(Items listed in a dataset)
▼▼▼

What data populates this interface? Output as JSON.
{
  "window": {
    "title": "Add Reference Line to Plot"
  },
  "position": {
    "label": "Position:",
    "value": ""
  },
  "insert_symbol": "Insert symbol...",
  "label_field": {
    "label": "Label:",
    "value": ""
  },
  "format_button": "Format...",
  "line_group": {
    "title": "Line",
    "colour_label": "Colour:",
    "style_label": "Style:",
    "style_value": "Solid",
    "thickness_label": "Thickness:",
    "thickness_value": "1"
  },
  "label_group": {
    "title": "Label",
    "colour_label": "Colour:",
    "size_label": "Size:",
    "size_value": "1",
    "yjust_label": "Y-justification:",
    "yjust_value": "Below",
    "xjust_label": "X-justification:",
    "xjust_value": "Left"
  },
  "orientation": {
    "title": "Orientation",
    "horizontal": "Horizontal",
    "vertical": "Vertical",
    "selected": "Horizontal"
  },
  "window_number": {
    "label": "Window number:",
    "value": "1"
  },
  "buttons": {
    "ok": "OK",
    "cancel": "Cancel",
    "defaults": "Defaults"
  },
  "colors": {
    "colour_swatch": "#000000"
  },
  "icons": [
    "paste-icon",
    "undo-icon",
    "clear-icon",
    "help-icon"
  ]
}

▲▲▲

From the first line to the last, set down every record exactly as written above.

▸ **Reply to the task**:
What data populates this interface? Output as JSON.
{
  "window": {
    "title": "Add Reference Line to Plot"
  },
  "position": {
    "label": "Position:",
    "value": ""
  },
  "insert_symbol": "Insert symbol...",
  "label_field": {
    "label": "Label:",
    "value": ""
  },
  "format_button": "Format...",
  "line_group": {
    "title": "Line",
    "colour_label": "Colour:",
    "style_label": "Style:",
    "style_value": "Solid",
    "thickness_label": "Thickness:",
    "thickness_value": "1"
  },
  "label_group": {
    "title": "Label",
    "colour_label": "Colour:",
    "size_label": "Size:",
    "size_value": "1",
    "yjust_label": "Y-justification:",
    "yjust_value": "Below",
    "xjust_label": "X-justification:",
    "xjust_value": "Left"
  },
  "orientation": {
    "title": "Orientation",
    "horizontal": "Horizontal",
    "vertical": "Vertical",
    "selected": "Horizontal"
  },
  "window_number": {
    "label": "Window number:",
    "value": "1"
  },
  "buttons": {
    "ok": "OK",
    "cancel": "Cancel",
    "defaults": "Defaults"
  },
  "colors": {
    "colour_swatch": "#000000"
  },
  "icons": [
    "paste-icon",
    "undo-icon",
    "clear-icon",
    "help-icon"
  ]
}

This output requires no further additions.